Not often seen as a single malt, Miltonduff is, like many Speyside distilleries, used primarily for blending purposes. Built on the site of the meal mill of Pluscarden priory near Elgin, Miltonduff was founded in 1824 and was one of the first distilleries to be granted an official licence. It is also one of the ten biggest Scottish distilleries in terms of capacity. Along with Glenburgie, it is a key component in the Ballantine’s blend. Ordinarily, this would be recommendation enough and yet, when it is found as a single malt, it can be a highly rewarding experience for those who like their whisky light, fragrant and elegant.

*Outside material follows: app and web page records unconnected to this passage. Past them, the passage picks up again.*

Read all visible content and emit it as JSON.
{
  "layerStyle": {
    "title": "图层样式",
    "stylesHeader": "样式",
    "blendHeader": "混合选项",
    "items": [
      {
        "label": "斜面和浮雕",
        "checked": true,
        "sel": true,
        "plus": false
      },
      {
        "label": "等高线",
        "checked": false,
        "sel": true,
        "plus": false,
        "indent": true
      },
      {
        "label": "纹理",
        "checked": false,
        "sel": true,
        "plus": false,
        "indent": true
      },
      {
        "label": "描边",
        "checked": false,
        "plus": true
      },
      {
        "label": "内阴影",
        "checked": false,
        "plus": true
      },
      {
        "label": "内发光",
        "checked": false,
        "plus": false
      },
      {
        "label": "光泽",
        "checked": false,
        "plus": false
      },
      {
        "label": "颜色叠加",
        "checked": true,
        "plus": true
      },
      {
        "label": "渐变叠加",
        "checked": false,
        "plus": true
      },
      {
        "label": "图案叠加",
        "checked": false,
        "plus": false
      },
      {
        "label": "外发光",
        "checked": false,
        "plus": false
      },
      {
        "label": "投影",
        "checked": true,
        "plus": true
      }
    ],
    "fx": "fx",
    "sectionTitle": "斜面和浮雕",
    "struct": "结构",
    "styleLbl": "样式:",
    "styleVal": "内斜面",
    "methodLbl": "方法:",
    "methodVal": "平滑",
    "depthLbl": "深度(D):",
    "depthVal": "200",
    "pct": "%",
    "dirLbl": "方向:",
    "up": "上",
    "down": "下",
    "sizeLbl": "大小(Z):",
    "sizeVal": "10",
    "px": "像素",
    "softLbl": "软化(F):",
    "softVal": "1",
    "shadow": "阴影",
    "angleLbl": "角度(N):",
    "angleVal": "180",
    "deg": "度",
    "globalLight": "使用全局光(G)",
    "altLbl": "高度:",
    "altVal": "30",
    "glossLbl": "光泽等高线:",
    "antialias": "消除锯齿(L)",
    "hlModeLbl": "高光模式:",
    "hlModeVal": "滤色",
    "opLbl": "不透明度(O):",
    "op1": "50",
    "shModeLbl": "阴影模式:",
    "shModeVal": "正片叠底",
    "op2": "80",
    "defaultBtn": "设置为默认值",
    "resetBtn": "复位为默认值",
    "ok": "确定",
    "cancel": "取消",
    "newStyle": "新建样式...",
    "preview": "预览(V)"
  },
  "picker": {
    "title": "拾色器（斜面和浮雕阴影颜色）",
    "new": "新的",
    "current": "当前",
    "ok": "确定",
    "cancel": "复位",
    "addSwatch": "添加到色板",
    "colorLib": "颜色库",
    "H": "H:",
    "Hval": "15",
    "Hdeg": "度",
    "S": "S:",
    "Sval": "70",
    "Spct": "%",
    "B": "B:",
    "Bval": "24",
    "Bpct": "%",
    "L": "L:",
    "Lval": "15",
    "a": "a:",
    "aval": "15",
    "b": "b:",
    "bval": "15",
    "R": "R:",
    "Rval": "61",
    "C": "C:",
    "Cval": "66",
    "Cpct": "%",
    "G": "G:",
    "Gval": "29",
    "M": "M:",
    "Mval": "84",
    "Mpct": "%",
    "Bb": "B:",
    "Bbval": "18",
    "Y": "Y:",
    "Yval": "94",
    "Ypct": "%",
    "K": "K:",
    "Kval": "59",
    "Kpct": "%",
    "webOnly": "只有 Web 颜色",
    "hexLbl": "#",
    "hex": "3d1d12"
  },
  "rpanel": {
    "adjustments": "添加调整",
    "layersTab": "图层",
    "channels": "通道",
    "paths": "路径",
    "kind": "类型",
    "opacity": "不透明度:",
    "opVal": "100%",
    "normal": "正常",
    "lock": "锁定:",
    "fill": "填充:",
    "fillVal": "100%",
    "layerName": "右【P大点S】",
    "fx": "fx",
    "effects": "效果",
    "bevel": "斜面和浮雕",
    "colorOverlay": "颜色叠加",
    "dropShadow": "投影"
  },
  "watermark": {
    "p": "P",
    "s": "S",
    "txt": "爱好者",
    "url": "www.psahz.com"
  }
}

The Whisky Tasting Club Notes:
Nose: Fruity, light and gentle with a touch of fudge
Palate: Sweet, firm, grassy and malty with more than a hint of vanilla and spiciness. The finish is rounded, warming and lightly nutty.
Retails for around £40-45